Google has revealed plans to upgrade its search engine software. The company is set to roll out the update - codenamed Google Caffeine - over the coming months. Head of Webspam Matt Cutts said that Google Caffeine would increase the speed and accuracy of search results.
Writing in his official blog, Cutts noted:
“The Caffeine update isn’t about making some UI [user interface] changes here or there. Currently, even power users won’t notice much of a difference at all. This update is primarily under the hood: we’re rewriting the foundation of some of our infrastructure.”
Google has released the beta version of the update and has invited users to submit feedback.
The Facebook diet
Facebook has revealed a new ‘diet’ version of its social networking service. Facebook Lite is a stripped-down version of the popular social site which is intended for use in countries with limited internet service.
Facebook Lite, currently being trialled in India, is billed as a faster, simpler version of the site. It is thought that it will offer smaller pictures and lower resolution video clips in order to decrease loading times.

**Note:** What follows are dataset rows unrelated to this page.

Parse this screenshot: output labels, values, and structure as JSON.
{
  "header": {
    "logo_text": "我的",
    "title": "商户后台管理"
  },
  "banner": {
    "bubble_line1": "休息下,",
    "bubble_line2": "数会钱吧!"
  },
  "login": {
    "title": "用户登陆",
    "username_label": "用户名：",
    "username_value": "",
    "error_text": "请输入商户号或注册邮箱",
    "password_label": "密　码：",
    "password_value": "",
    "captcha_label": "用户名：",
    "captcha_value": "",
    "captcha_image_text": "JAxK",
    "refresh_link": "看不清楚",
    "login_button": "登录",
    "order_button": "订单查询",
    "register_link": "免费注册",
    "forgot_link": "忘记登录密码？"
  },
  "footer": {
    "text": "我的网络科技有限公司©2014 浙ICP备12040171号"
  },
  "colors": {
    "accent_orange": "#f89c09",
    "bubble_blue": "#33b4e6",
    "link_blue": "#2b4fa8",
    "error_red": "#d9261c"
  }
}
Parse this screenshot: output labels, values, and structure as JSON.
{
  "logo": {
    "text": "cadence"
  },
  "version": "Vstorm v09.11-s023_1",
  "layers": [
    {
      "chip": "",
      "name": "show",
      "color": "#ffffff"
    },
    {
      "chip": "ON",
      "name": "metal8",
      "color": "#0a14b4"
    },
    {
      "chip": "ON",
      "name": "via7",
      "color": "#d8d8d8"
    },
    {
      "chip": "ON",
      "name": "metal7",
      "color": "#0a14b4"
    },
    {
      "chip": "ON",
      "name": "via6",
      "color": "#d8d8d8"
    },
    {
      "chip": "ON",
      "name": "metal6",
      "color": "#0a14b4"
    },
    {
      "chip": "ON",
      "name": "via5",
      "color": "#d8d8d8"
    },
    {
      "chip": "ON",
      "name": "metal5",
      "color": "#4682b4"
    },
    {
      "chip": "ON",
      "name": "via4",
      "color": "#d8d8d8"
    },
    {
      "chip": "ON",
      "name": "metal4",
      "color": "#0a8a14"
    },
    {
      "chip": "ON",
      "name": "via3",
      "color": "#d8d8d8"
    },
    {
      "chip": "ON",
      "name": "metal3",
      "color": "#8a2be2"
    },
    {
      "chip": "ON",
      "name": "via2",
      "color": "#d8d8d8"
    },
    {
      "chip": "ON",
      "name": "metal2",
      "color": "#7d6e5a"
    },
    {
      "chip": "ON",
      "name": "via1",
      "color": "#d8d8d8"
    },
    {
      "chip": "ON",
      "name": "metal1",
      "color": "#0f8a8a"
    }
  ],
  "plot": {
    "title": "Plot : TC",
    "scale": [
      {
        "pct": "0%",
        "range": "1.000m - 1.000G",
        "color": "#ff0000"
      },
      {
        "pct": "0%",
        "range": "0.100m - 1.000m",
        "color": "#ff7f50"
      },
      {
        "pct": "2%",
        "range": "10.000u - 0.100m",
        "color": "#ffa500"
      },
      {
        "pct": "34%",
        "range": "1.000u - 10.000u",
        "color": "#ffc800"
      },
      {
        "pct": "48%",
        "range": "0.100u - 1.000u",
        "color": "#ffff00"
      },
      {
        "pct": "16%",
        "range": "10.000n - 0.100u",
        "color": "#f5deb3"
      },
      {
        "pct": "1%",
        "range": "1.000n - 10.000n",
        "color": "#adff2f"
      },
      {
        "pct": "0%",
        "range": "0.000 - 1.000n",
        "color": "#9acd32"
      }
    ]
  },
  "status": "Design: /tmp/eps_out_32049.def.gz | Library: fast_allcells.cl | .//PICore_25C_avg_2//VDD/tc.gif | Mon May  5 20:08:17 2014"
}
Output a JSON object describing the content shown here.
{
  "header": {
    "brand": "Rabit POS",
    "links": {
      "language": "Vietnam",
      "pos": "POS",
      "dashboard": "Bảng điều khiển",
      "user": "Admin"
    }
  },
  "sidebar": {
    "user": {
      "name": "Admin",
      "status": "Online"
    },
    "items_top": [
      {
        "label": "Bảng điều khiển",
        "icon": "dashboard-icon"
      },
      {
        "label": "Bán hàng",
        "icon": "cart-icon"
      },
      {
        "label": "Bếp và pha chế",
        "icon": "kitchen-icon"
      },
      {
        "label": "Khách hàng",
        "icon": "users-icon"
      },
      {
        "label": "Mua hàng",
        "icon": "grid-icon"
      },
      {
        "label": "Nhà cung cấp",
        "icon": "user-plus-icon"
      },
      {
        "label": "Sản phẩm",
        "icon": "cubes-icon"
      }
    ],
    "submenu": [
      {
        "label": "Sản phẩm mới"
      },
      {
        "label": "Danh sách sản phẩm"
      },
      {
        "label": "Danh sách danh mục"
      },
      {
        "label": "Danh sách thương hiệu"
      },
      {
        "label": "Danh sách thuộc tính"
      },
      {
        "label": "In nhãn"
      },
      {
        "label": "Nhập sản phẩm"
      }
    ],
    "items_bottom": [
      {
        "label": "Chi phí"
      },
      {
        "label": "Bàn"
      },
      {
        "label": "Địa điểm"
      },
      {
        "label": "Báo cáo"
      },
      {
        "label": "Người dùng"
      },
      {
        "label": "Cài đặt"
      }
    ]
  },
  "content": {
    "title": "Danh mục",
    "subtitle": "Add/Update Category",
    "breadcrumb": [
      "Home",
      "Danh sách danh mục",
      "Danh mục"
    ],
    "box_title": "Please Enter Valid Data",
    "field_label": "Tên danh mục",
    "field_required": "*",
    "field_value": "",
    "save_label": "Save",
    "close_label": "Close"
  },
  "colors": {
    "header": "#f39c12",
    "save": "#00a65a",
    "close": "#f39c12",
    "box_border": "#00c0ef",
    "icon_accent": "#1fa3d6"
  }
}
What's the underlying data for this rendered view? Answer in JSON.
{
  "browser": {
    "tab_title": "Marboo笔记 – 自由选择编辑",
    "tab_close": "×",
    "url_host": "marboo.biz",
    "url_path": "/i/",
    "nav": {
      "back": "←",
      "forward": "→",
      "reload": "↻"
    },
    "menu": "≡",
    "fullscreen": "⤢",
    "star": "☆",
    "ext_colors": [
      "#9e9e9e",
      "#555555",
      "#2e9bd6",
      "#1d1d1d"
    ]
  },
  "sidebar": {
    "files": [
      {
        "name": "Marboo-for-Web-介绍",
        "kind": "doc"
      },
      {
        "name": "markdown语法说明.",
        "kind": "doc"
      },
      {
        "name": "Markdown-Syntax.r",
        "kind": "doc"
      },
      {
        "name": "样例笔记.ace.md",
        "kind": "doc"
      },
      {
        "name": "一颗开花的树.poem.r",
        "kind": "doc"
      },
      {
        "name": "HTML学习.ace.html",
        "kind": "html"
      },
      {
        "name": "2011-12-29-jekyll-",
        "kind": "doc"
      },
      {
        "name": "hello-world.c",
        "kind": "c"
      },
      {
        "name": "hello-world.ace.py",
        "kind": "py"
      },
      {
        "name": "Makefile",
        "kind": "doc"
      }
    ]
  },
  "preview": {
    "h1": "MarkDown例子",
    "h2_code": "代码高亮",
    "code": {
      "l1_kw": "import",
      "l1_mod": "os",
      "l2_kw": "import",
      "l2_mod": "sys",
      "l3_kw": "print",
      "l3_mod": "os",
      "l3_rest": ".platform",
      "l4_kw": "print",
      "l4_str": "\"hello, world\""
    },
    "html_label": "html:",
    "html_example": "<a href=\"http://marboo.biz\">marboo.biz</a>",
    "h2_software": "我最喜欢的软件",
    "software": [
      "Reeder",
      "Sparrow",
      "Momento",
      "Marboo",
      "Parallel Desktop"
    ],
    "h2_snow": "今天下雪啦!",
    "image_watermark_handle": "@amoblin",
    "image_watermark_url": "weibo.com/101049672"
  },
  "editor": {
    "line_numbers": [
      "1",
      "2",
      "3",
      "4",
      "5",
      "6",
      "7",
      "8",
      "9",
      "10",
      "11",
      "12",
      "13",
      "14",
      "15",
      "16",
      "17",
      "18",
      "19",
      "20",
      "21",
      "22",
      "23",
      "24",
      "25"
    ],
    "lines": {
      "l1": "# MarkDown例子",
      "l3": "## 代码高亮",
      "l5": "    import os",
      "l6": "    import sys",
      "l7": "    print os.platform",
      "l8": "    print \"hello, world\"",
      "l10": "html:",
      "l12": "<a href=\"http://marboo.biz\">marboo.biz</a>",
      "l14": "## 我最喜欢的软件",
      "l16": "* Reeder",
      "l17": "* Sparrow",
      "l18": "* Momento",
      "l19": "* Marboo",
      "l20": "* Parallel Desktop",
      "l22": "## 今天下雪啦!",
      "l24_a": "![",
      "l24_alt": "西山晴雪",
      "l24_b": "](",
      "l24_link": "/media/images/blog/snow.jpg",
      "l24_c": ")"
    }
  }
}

An official statement from Facebook said:
“Facebook Lite is a fast-loading, simplified version of Facebook that enables people to make comments, accept Friend requests, write on people's Walls, and look at photos and Status updates. We are currently testing Facebook Lite in countries where we are seeing lots of new users coming to Facebook for the first time and are looking to start off with a more simple experience.”
In other news, it has been discovered that eight per cent of US companies have sacked employees because of their use of social media sites such as Facebook and Twitter. A study by Proofpoint, an American internet security firm, found the number of employees dismissed for their use of social media sites at work had doubled from 12 months previously.
Other stats included:
- 17 per cent of companies with over 1,000 members of staff reported having problems with its employees' use of social media portals.
- 15 per cent of companies have disciplined an employee for violating multimedia sharing/posting policies.
- 13 per cent of companies conducted an investigation into an employee’s use of a mobile phone or web messaging service, such as MSN Messenger.
Growth is good for Bing
Microsoft search engine Bing received some encouraging news this week as it was revealed its paid click share had substantially increased over the past month.
Research from online marketing group Efficient Frontier discovered that the search engine’s paid click share had increase by 44 per cent in the first week of August, compared to results in the previous month.
Bing queries for Trade and Finance subjects gained an 11 per cent and 22 per cent click share respectively.
News in 140 characters:
- UK Twitter users rallied around the NHS after it was criticised by various US media. Gordon and Sarah Brown also tweeted in its support.
- China has retreated over its controversial Green Dam internet filter. The state “respected the choice of individuals who do not install it.”
- Sara Williams – wife to Twitter boss Evan – became the first to use the service during birth. Tweets included: “Epidural, yes please”